**Required action**
Nothing in the records may be left out or reworded; return them exactly.

[Data records for software interfaces]
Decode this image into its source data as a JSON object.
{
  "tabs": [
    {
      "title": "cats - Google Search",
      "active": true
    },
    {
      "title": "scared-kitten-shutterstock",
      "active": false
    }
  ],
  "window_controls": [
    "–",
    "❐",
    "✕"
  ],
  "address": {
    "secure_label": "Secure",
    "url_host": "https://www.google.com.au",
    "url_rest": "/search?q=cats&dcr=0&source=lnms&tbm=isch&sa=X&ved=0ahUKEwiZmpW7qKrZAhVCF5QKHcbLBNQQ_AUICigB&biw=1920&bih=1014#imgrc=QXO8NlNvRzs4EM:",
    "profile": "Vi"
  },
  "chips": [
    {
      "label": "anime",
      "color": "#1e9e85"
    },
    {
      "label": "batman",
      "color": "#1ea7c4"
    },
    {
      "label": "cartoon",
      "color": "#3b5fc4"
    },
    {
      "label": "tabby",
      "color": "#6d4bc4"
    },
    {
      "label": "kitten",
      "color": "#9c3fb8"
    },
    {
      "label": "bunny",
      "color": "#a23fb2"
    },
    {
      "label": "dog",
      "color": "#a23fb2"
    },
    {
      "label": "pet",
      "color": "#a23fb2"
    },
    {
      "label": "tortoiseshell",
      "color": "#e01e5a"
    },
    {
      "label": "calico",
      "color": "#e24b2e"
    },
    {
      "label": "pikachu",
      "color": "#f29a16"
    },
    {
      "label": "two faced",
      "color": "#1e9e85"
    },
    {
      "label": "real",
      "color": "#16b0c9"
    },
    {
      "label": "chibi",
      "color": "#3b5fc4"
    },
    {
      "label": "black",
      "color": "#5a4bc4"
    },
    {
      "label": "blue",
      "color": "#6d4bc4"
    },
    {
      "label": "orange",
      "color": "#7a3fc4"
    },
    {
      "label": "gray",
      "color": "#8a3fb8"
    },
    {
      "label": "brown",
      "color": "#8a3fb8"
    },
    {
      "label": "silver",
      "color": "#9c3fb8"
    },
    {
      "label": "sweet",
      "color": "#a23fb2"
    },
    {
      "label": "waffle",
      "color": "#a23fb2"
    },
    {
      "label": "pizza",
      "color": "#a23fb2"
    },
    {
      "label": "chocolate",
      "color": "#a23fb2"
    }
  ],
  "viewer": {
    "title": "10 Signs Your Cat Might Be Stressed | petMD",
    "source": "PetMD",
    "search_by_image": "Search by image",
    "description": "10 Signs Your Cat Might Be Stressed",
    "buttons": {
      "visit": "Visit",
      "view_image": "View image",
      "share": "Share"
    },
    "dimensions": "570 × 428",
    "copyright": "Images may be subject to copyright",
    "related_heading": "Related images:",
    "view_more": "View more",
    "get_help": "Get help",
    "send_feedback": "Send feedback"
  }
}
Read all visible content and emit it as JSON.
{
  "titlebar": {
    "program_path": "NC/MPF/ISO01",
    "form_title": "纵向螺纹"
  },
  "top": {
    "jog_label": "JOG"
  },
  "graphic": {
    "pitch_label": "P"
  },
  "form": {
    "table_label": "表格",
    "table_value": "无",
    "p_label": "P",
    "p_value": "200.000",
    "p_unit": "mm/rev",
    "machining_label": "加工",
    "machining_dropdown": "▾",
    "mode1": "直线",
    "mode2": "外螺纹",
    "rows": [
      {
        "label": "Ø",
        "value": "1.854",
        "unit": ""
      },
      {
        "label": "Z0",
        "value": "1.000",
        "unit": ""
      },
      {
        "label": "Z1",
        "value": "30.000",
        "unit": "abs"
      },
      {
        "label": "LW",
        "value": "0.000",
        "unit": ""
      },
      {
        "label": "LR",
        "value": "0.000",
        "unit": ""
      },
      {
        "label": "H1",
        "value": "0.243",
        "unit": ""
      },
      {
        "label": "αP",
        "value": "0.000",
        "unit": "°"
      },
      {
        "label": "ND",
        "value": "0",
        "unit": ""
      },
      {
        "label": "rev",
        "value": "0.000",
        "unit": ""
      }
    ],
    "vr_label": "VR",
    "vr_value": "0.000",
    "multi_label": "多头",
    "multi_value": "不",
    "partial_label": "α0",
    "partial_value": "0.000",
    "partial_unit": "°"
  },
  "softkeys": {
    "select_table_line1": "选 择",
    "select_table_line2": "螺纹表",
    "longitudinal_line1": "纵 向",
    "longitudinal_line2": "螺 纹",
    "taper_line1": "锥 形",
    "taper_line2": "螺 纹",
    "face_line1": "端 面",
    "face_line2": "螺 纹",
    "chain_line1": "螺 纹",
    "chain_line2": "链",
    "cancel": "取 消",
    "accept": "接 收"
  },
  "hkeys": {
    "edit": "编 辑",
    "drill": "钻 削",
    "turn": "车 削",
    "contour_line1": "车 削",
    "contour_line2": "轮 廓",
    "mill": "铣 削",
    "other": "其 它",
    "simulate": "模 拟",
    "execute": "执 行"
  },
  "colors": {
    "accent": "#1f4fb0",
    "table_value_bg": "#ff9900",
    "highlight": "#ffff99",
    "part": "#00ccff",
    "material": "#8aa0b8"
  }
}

**Result of this exercise**
Decode this image into its source data as a JSON object.
{
  "tabs": [
    {
      "title": "cats - Google Search",
      "active": true
    },
    {
      "title": "scared-kitten-shutterstock",
      "active": false
    }
  ],
  "window_controls": [
    "–",
    "❐",
    "✕"
  ],
  "address": {
    "secure_label": "Secure",
    "url_host": "https://www.google.com.au",
    "url_rest": "/search?q=cats&dcr=0&source=lnms&tbm=isch&sa=X&ved=0ahUKEwiZmpW7qKrZAhVCF5QKHcbLBNQQ_AUICigB&biw=1920&bih=1014#imgrc=QXO8NlNvRzs4EM:",
    "profile": "Vi"
  },
  "chips": [
    {
      "label": "anime",
      "color": "#1e9e85"
    },
    {
      "label": "batman",
      "color": "#1ea7c4"
    },
    {
      "label": "cartoon",
      "color": "#3b5fc4"
    },
    {
      "label": "tabby",
      "color": "#6d4bc4"
    },
    {
      "label": "kitten",
      "color": "#9c3fb8"
    },
    {
      "label": "bunny",
      "color": "#a23fb2"
    },
    {
      "label": "dog",
      "color": "#a23fb2"
    },
    {
      "label": "pet",
      "color": "#a23fb2"
    },
    {
      "label": "tortoiseshell",
      "color": "#e01e5a"
    },
    {
      "label": "calico",
      "color": "#e24b2e"
    },
    {
      "label": "pikachu",
      "color": "#f29a16"
    },
    {
      "label": "two faced",
      "color": "#1e9e85"
    },
    {
      "label": "real",
      "color": "#16b0c9"
    },
    {
      "label": "chibi",
      "color": "#3b5fc4"
    },
    {
      "label": "black",
      "color": "#5a4bc4"
    },
    {
      "label": "blue",
      "color": "#6d4bc4"
    },
    {
      "label": "orange",
      "color": "#7a3fc4"
    },
    {
      "label": "gray",
      "color": "#8a3fb8"
    },
    {
      "label": "brown",
      "color": "#8a3fb8"
    },
    {
      "label": "silver",
      "color": "#9c3fb8"
    },
    {
      "label": "sweet",
      "color": "#a23fb2"
    },
    {
      "label": "waffle",
      "color": "#a23fb2"
    },
    {
      "label": "pizza",
      "color": "#a23fb2"
    },
    {
      "label": "chocolate",
      "color": "#a23fb2"
    }
  ],
  "viewer": {
    "title": "10 Signs Your Cat Might Be Stressed | petMD",
    "source": "PetMD",
    "search_by_image": "Search by image",
    "description": "10 Signs Your Cat Might Be Stressed",
    "buttons": {
      "visit": "Visit",
      "view_image": "View image",
      "share": "Share"
    },
    "dimensions": "570 × 428",
    "copyright": "Images may be subject to copyright",
    "related_heading": "Related images:",
    "view_more": "View more",
    "get_help": "Get help",
    "send_feedback": "Send feedback"
  }
}
Read all visible content and emit it as JSON.
{
  "titlebar": {
    "program_path": "NC/MPF/ISO01",
    "form_title": "纵向螺纹"
  },
  "top": {
    "jog_label": "JOG"
  },
  "graphic": {
    "pitch_label": "P"
  },
  "form": {
    "table_label": "表格",
    "table_value": "无",
    "p_label": "P",
    "p_value": "200.000",
    "p_unit": "mm/rev",
    "machining_label": "加工",
    "machining_dropdown": "▾",
    "mode1": "直线",
    "mode2": "外螺纹",
    "rows": [
      {
        "label": "Ø",
        "value": "1.854",
        "unit": ""
      },
      {
        "label": "Z0",
        "value": "1.000",
        "unit": ""
      },
      {
        "label": "Z1",
        "value": "30.000",
        "unit": "abs"
      },
      {
        "label": "LW",
        "value": "0.000",
        "unit": ""
      },
      {
        "label": "LR",
        "value": "0.000",
        "unit": ""
      },
      {
        "label": "H1",
        "value": "0.243",
        "unit": ""
      },
      {
        "label": "αP",
        "value": "0.000",
        "unit": "°"
      },
      {
        "label": "ND",
        "value": "0",
        "unit": ""
      },
      {
        "label": "rev",
        "value": "0.000",
        "unit": ""
      }
    ],
    "vr_label": "VR",
    "vr_value": "0.000",
    "multi_label": "多头",
    "multi_value": "不",
    "partial_label": "α0",
    "partial_value": "0.000",
    "partial_unit": "°"
  },
  "softkeys": {
    "select_table_line1": "选 择",
    "select_table_line2": "螺纹表",
    "longitudinal_line1": "纵 向",
    "longitudinal_line2": "螺 纹",
    "taper_line1": "锥 形",
    "taper_line2": "螺 纹",
    "face_line1": "端 面",
    "face_line2": "螺 纹",
    "chain_line1": "螺 纹",
    "chain_line2": "链",
    "cancel": "取 消",
    "accept": "接 收"
  },
  "hkeys": {
    "edit": "编 辑",
    "drill": "钻 削",
    "turn": "车 削",
    "contour_line1": "车 削",
    "contour_line2": "轮 廓",
    "mill": "铣 削",
    "other": "其 它",
    "simulate": "模 拟",
    "execute": "执 行"
  },
  "colors": {
    "accent": "#1f4fb0",
    "table_value_bg": "#ff9900",
    "highlight": "#ffff99",
    "part": "#00ccff",
    "material": "#8aa0b8"
  }
}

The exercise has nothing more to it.